Work to complete
The full listing should be set down again without a single alteration.

--- START ---

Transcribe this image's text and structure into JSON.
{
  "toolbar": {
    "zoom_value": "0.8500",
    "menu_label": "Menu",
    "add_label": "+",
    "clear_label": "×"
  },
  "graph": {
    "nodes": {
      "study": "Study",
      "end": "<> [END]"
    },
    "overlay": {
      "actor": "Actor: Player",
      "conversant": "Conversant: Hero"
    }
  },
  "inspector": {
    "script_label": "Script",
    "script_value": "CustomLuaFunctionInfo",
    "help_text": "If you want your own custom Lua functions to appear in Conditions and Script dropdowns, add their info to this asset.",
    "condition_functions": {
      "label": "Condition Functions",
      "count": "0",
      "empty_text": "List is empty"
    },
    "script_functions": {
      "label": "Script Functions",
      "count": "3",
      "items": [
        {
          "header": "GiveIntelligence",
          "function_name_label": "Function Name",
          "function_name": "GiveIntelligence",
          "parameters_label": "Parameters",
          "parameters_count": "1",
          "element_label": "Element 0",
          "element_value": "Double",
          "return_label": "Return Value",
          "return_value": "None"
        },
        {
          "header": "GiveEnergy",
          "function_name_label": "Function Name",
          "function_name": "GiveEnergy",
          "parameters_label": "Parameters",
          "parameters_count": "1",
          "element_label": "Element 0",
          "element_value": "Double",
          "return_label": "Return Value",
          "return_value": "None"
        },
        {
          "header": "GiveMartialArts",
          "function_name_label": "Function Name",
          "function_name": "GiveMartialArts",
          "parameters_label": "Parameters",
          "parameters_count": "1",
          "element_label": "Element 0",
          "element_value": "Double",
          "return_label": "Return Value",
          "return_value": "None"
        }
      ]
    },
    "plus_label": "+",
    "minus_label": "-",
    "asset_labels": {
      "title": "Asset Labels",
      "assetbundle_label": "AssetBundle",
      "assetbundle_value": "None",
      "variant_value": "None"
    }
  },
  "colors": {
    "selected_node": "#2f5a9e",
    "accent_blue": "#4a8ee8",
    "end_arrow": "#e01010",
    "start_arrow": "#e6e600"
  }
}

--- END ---

Exercise output
Transcribe this image's text and structure into JSON.
{
  "toolbar": {
    "zoom_value": "0.8500",
    "menu_label": "Menu",
    "add_label": "+",
    "clear_label": "×"
  },
  "graph": {
    "nodes": {
      "study": "Study",
      "end": "<> [END]"
    },
    "overlay": {
      "actor": "Actor: Player",
      "conversant": "Conversant: Hero"
    }
  },
  "inspector": {
    "script_label": "Script",
    "script_value": "CustomLuaFunctionInfo",
    "help_text": "If you want your own custom Lua functions to appear in Conditions and Script dropdowns, add their info to this asset.",
    "condition_functions": {
      "label": "Condition Functions",
      "count": "0",
      "empty_text": "List is empty"
    },
    "script_functions": {
      "label": "Script Functions",
      "count": "3",
      "items": [
        {
          "header": "GiveIntelligence",
          "function_name_label": "Function Name",
          "function_name": "GiveIntelligence",
          "parameters_label": "Parameters",
          "parameters_count": "1",
          "element_label": "Element 0",
          "element_value": "Double",
          "return_label": "Return Value",
          "return_value": "None"
        },
        {
          "header": "GiveEnergy",
          "function_name_label": "Function Name",
          "function_name": "GiveEnergy",
          "parameters_label": "Parameters",
          "parameters_count": "1",
          "element_label": "Element 0",
          "element_value": "Double",
          "return_label": "Return Value",
          "return_value": "None"
        },
        {
          "header": "GiveMartialArts",
          "function_name_label": "Function Name",
          "function_name": "GiveMartialArts",
          "parameters_label": "Parameters",
          "parameters_count": "1",
          "element_label": "Element 0",
          "element_value": "Double",
          "return_label": "Return Value",
          "return_value": "None"
        }
      ]
    },
    "plus_label": "+",
    "minus_label": "-",
    "asset_labels": {
      "title": "Asset Labels",
      "assetbundle_label": "AssetBundle",
      "assetbundle_value": "None",
      "variant_value": "None"
    }
  },
  "colors": {
    "selected_node": "#2f5a9e",
    "accent_blue": "#4a8ee8",
    "end_arrow": "#e01010",
    "start_arrow": "#e6e600"
  }
}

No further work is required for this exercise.